*** RECORDS FOR THE EXERCISE ***

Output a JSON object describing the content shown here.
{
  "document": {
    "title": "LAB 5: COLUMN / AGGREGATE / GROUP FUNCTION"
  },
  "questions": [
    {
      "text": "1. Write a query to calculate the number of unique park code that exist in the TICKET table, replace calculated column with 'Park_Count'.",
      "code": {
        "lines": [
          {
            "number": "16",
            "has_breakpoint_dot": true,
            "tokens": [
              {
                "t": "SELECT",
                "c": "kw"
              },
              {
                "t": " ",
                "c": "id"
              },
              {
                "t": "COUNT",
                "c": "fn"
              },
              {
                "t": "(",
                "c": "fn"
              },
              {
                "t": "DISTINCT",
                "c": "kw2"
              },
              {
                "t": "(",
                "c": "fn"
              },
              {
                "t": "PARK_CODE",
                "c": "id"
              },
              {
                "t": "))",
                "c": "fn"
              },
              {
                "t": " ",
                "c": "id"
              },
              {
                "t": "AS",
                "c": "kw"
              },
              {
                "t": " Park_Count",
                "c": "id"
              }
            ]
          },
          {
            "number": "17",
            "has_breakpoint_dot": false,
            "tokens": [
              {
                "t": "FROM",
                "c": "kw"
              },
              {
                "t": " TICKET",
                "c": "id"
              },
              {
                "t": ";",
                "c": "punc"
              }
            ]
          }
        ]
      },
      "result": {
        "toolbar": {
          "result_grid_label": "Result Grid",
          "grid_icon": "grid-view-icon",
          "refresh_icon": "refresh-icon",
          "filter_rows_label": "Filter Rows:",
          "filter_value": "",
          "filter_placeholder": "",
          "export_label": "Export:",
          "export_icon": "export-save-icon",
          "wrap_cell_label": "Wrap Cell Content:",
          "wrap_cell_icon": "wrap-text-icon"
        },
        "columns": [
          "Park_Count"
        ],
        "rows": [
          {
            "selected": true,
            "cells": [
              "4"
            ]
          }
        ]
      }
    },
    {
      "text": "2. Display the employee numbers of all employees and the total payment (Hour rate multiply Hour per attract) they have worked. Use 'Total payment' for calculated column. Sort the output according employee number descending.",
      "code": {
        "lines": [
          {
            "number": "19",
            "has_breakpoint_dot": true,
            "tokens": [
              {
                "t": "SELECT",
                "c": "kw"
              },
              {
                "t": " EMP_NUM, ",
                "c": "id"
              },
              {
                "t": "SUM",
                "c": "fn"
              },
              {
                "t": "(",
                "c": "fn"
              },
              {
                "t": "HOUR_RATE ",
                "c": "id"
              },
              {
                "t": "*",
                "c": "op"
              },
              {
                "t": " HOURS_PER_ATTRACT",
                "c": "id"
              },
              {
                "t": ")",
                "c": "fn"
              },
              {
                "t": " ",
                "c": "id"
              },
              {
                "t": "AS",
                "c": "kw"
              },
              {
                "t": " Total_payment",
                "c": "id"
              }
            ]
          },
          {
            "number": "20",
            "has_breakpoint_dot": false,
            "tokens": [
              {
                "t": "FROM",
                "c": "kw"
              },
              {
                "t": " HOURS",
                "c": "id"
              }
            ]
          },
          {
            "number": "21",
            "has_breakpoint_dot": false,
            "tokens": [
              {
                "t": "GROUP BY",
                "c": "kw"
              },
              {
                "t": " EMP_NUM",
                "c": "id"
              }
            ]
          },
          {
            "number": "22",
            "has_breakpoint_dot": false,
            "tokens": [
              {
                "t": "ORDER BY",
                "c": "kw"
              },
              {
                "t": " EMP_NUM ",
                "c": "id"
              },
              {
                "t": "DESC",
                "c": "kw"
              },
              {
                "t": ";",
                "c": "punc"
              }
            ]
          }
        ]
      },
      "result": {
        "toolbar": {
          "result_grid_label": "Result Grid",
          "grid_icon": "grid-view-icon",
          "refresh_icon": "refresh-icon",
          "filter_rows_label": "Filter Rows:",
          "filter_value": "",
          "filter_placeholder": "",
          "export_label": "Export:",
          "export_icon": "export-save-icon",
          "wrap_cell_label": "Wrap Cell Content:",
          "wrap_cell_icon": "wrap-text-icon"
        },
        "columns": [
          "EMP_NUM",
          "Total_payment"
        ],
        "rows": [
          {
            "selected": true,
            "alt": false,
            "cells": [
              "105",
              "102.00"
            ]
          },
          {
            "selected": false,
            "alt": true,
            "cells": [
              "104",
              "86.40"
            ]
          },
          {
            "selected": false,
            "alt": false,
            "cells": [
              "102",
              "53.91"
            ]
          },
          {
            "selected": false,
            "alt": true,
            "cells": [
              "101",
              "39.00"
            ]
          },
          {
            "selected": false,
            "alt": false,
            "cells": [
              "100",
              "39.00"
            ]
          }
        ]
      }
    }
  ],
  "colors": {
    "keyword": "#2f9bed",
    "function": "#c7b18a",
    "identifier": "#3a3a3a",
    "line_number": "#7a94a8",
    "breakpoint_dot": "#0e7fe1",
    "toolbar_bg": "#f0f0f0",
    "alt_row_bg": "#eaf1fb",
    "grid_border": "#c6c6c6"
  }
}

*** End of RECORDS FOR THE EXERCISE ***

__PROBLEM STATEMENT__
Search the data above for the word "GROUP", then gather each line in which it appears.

__RESULT__
    "title": "LAB 5: COLUMN / AGGREGATE / GROUP FUNCTION"
                "t": "GROUP BY",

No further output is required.